Alpine transport can prove a bit of a poser for the impoverished seasonnaire, particularly those still doing the biannual commute between UK and Alps. The ideal day to day vehicle for the mountains in winter is probably some kind of rugged little 4×4, which is going to be far from perfect from the point of view of motorway comfort (it’s a long way from Calais in a vintage Lada Niva with a pair of skis lodged in your left ear) or petrol consumption, which is a prime consideration when your employer thinks £200 a month is adequate remuneration for a full time member of staff.
On top of that, there’s the fact that British insurance companies seem to consider it reasonable to charge you extra if you wish to leave the country. Possibly it’s time someone explained to them that the rest of the world is not actually a war zone, despite the best efforts of Messers Blair and Bush in that direction. But no, should you have the temerity to leave the British Isles you can expect to have your pocket picked for the privilege of driving your own vehicle around on the same bloody continent. And what’s more, you can only expect to do so for a month, after which you have to scuttle off home or they’ll drop your insurance cover to third party only, despite the fact that you paid through the nose for fully comp in the first place.
My solution to this was to drive old bangers worth £500 a time, insure them third party only in the UK and give the prongs to venal insurance ‘customer service executives’ when they told me lies about needing to pay for a green card.

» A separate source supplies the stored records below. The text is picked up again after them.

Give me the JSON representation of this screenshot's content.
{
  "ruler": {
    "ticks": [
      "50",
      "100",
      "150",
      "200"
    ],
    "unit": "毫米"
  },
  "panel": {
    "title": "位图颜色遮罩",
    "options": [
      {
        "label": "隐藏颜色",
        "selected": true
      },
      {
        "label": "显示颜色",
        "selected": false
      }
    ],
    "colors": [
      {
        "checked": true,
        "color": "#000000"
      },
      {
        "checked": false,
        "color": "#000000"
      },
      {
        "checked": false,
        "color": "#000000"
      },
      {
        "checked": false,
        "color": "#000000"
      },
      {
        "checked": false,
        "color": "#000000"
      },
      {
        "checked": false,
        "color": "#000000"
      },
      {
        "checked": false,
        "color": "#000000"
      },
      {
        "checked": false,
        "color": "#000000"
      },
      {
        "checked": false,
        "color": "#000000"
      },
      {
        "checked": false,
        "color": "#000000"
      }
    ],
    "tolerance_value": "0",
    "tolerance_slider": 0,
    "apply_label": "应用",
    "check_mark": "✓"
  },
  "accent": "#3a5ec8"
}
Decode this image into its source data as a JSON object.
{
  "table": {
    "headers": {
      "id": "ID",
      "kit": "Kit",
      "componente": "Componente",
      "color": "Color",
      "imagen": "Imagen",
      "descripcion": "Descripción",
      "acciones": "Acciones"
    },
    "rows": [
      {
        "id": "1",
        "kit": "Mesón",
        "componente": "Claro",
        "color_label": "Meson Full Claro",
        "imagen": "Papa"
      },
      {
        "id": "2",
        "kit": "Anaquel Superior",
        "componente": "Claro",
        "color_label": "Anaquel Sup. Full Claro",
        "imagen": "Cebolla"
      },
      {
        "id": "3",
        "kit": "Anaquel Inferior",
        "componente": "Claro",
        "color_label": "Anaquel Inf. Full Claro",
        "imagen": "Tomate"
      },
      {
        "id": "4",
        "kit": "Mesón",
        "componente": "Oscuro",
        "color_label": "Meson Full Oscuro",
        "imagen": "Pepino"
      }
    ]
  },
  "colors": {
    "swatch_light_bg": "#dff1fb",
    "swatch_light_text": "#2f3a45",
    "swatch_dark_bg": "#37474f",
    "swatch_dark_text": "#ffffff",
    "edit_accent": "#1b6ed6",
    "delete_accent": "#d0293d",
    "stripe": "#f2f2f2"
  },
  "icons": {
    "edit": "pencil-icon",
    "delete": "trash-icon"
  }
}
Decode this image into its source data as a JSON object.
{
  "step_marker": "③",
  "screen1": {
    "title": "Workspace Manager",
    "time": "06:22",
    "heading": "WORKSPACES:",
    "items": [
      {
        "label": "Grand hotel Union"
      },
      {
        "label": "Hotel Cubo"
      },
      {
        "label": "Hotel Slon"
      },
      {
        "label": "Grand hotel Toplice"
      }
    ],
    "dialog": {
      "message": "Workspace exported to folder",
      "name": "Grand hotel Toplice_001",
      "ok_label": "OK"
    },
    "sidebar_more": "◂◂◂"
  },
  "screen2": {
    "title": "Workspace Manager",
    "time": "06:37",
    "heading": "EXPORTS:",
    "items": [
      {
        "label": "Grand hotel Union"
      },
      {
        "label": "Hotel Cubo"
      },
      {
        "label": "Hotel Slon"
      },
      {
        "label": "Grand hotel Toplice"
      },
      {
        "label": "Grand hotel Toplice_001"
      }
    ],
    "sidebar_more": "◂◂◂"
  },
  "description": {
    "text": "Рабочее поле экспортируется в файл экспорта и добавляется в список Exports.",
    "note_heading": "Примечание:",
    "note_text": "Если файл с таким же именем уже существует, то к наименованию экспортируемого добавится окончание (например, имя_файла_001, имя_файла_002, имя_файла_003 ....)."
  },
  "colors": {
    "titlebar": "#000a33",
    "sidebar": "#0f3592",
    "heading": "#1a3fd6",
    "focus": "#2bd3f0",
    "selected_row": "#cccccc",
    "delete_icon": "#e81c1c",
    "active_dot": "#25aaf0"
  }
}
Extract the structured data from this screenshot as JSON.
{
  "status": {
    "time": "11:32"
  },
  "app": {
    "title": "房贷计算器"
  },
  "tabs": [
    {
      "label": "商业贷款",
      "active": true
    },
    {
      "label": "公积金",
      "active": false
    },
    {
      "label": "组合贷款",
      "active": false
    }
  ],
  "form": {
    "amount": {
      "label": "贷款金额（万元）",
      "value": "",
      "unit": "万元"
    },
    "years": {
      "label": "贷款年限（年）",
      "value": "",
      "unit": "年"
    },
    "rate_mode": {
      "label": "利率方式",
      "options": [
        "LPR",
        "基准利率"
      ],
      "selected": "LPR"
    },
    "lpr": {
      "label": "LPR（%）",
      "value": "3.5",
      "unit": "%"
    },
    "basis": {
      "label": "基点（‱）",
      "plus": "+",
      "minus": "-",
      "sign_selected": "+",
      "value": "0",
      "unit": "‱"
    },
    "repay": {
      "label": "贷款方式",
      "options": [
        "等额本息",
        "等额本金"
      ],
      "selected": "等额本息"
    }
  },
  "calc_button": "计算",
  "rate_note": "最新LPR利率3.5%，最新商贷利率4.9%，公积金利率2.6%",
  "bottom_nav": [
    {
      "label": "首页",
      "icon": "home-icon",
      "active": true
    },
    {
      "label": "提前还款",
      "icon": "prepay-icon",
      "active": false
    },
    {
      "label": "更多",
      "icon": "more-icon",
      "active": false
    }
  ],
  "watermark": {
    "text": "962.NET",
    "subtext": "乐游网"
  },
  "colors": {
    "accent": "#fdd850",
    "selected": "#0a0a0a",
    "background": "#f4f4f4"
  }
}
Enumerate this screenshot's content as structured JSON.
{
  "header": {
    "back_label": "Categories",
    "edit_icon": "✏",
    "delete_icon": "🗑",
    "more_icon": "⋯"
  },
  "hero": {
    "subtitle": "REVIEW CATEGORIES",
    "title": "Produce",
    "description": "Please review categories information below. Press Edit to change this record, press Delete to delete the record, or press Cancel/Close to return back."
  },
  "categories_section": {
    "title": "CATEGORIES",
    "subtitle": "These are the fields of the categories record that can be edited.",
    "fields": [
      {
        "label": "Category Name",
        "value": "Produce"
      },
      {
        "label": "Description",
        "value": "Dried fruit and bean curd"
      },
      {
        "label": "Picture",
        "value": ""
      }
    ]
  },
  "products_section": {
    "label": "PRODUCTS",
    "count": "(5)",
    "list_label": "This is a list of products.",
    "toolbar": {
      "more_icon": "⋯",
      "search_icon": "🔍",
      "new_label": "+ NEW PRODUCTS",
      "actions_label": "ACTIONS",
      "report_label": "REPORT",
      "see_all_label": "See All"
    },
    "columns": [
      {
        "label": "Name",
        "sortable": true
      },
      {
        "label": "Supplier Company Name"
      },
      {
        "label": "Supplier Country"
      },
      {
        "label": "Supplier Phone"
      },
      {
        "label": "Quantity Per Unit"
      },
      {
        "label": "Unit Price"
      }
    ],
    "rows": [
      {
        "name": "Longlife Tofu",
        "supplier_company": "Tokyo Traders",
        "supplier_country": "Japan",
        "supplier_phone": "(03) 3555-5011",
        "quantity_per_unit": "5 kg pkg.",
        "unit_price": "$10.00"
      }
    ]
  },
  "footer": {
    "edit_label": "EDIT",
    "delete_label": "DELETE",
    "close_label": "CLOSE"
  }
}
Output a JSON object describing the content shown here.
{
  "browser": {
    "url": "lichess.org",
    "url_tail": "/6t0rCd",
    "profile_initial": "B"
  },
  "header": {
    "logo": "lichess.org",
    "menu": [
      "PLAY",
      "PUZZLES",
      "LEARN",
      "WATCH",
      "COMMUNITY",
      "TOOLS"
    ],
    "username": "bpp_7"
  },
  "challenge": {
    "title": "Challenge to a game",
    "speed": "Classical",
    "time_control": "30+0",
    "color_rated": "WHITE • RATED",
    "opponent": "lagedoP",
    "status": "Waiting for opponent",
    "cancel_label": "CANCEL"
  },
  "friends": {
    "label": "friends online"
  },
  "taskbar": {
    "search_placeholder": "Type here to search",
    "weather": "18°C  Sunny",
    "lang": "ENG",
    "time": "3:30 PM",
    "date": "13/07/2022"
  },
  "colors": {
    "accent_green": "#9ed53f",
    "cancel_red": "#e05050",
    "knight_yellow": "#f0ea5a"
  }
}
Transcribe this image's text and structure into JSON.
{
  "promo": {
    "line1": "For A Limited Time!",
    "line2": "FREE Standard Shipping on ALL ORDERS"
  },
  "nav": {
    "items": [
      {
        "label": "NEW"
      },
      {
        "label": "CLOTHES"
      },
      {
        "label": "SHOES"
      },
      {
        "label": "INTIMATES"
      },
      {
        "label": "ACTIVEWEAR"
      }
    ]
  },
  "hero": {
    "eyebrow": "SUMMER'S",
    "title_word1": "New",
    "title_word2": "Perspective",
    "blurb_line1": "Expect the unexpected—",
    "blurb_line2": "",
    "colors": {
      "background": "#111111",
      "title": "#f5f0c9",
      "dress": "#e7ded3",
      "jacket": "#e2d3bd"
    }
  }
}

Of course, this strategy only works for as long as you can reasonably pretend to be domiciled at your parents’ UK address – it wears a bit thin once you’ve bought a house in France and haven’t crossed the channel in two years.
The advantage of giving up any pretence that the whole seasonal arrangement is temporary and you fully intend to get a real job and a mountain of unmanageable debt like a proper adult is that you can stop looking for compromise transport, forget the motorway thing and just get something in which to tootle around the Alps.
My first bagnole was a very elderly Fiat Panda 4×4, which was, to be frank, an overpriced old heap. Had I inspected it myself I probably wouldn’t have bought it, but I made the fatal error of sending JC, forgetting that he is a confirmed motard who doesn’t know the first thing about cars and doesn’t care either.
In the Panda’s favour, it drove like magic in the snow. I frequently passed the drivers of much fancier and more expensive vehicles grovelling in the slush with torches and snowchain instruction books while my trusty heap beetled doggedly on through axle-deep snow. No, it wasn’t very fast, but nor did I have frostbitten fingers, a wet arse and an imminent divorce following the I-said-you-should-have-tried-them-at-home-first conversation regarding the snowchains.
The down side turned out to be a problem with the carburettor, water in the fuel system and a cross-threaded spark plug which wasn’t about to leave the engine block even in the event of a small thermonuclear explosion. Though it did have leather upholstery. (Honestly, why does anyone pay extra for that? Frostbite in the winter and third degree burns to the legs all summer.)
Selling the thing proved less than easy as well, since other buyers were clearly much more savvy than JC and recognised someone trying to offload a complete liability of an old banger when they saw it.
Having finally shifted it, I drew up criteria for new transport. It had to be 10 years old or less (no more antiques with manual chokes, thank you very much), small (ie cheap), French (ditto) and cost no more than 2000€. I reluctantly dropped the 4×4 requirement – at that price I’d probably end up with a donkey.
Which is why I am now the proud owner of a Twingo, a vehicle which is about as small and French as it gets, and looks like a frog into the bargain, which is a bit of a bonus. Renault never sold the Twingo in the UK and Ireland in the mistaken belief that there wasn’t a market for small cars (because the Mini was never popular, was it?) so it wasn’t worth going to all the effort of makng a right hand drive version. Obviously this hasn’t stopped mad British eccentrics founding an owners club and pestering MEPs about import rules.
The car sold like hot cakes in France, particularly to students and young drivers, which has absolutely nothing whatsoever to do with the fact that you can fold all the seats flat into a makeshift double bed.
Fitted with snow tyres it even makes light of knee-deep snow, which is just as well, since my quest to find snowchains small enough for it has been an abject failure and I’ve been driving around without any all winter.